%%

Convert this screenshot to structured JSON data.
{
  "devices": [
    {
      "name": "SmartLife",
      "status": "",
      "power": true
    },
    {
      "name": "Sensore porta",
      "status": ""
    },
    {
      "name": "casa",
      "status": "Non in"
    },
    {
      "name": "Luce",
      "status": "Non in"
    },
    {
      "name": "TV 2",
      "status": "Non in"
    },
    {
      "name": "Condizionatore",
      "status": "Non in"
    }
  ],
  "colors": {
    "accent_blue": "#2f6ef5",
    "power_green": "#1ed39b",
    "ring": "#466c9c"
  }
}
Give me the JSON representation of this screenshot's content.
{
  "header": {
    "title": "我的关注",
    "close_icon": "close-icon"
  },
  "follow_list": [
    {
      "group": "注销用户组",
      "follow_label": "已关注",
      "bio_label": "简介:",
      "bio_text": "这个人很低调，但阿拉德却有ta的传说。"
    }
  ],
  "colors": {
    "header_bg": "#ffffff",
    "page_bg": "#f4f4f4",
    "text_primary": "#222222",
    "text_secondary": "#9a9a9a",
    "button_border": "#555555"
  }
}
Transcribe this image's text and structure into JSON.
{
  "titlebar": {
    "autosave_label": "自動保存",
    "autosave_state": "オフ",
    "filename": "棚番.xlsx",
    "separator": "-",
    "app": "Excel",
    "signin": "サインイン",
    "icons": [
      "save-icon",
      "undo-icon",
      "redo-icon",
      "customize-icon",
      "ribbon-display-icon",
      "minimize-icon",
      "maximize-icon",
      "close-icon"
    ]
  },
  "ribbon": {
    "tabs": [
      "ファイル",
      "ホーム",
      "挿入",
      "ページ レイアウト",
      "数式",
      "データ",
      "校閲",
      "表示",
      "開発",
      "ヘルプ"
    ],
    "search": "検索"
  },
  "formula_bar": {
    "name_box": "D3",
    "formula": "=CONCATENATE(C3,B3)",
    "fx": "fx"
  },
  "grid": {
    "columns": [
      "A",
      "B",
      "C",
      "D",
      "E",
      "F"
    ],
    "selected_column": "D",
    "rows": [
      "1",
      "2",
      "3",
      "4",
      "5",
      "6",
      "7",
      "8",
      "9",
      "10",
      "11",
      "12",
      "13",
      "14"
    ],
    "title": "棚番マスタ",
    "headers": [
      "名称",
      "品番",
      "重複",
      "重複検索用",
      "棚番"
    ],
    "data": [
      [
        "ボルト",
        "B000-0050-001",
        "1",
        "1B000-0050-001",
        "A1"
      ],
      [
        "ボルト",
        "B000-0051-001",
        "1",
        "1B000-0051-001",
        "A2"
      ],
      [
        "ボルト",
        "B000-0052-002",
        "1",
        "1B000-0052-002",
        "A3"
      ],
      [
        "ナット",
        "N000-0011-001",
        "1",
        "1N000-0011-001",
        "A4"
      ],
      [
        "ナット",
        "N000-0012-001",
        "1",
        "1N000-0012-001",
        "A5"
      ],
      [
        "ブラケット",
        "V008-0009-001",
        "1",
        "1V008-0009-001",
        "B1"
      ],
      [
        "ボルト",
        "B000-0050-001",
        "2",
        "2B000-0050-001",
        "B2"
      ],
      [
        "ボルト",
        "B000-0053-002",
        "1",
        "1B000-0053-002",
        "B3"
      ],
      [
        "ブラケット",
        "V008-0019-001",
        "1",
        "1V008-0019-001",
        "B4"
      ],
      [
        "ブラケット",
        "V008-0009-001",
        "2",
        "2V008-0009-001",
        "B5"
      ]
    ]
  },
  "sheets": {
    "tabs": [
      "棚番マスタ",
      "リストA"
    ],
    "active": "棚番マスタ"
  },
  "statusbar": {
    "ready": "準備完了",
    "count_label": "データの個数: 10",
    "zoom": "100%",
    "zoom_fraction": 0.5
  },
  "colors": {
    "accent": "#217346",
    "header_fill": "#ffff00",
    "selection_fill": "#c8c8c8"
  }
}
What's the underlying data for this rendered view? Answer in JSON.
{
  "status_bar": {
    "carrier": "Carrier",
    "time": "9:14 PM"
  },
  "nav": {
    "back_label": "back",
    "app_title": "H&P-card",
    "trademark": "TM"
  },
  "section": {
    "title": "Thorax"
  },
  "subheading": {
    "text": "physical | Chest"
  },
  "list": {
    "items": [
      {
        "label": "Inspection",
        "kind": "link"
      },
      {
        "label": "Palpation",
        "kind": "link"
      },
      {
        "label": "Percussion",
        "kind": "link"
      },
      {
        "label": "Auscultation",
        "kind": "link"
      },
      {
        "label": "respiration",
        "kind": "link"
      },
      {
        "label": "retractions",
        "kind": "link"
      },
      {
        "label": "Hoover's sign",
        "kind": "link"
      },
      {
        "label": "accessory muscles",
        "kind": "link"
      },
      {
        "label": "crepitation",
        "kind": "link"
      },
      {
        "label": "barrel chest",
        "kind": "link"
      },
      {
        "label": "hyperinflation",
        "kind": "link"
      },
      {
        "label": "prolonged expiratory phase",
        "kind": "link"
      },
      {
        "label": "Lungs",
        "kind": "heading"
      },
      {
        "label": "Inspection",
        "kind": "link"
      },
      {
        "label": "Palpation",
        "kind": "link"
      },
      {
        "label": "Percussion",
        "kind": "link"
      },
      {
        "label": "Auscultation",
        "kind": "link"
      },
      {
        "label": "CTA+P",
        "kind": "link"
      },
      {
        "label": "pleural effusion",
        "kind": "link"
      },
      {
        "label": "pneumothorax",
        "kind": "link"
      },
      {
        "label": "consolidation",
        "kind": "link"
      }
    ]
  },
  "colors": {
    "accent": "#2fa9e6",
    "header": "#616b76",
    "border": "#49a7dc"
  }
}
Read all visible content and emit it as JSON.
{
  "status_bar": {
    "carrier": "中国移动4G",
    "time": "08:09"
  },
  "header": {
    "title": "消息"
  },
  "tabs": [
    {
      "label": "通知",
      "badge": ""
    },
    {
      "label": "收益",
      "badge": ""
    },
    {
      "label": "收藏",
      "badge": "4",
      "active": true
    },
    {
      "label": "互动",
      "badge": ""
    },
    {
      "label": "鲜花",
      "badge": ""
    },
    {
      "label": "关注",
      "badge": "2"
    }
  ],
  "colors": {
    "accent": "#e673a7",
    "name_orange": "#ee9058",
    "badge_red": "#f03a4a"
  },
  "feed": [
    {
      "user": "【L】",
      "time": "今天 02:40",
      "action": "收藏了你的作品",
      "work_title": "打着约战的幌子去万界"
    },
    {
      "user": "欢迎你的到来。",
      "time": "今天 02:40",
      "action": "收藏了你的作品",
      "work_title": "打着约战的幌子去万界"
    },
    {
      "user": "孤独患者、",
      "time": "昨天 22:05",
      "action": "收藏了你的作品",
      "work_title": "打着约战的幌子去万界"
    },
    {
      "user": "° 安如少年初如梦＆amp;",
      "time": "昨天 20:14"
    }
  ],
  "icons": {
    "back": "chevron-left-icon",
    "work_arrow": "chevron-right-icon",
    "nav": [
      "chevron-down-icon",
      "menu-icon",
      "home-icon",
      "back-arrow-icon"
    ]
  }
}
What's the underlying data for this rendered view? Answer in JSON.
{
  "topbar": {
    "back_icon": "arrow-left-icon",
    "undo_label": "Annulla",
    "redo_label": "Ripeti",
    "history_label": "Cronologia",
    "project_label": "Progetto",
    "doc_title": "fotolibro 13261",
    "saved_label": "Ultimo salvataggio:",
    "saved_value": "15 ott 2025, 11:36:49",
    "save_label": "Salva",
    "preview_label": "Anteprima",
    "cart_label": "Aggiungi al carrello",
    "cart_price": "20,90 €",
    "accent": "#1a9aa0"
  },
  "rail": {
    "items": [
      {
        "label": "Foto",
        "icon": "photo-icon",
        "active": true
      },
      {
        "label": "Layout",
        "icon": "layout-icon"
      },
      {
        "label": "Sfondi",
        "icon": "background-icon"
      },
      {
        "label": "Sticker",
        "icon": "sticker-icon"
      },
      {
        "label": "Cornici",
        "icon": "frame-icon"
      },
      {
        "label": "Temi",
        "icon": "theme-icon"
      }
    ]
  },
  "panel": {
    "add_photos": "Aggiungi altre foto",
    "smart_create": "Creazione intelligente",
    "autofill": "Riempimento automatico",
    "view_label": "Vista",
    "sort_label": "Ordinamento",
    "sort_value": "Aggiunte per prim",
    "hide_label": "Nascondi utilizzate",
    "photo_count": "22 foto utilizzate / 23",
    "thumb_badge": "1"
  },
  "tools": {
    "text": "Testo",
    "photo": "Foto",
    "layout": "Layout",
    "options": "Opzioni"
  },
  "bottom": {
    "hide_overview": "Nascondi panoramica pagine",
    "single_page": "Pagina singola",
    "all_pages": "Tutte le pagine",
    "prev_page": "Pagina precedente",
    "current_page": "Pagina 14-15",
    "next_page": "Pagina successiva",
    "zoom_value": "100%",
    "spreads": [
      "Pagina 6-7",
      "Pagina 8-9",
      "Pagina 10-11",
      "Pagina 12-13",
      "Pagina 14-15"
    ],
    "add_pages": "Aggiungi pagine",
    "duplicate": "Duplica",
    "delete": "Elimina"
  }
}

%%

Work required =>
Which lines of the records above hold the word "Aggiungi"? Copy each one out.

Answer area =>
    "cart_label": "Aggiungi al carrello",
    "add_photos": "Aggiungi altre foto",
    "add_pages": "Aggiungi pagine",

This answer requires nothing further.